**Records supplied**
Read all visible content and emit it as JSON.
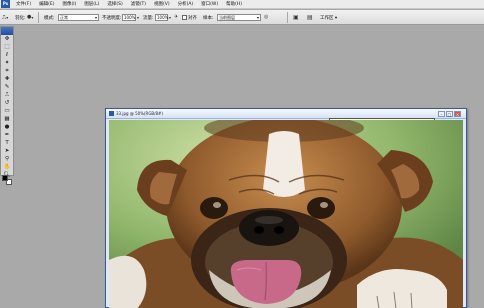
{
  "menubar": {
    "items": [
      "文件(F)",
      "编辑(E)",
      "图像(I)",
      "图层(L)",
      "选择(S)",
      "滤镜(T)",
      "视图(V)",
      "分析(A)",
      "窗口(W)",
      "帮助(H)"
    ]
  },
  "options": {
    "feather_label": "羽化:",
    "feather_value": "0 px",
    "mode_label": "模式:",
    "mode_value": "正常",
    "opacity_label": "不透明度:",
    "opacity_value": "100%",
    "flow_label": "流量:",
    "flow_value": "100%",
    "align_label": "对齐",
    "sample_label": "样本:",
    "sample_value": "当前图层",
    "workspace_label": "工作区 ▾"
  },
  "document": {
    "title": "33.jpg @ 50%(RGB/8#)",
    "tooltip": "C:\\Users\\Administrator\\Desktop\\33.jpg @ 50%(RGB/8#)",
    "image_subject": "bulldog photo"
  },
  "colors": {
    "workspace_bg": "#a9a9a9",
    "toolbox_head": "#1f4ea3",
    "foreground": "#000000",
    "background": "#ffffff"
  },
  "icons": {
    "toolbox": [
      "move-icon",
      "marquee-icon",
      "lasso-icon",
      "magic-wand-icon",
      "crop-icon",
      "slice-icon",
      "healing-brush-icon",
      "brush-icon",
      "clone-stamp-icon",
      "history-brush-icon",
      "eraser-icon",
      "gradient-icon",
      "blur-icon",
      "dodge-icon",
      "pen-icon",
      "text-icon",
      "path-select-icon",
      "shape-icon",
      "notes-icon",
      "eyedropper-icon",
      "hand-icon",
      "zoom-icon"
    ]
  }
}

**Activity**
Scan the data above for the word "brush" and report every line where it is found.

**Written solution**
      "healing-brush-icon",
      "brush-icon",
      "history-brush-icon",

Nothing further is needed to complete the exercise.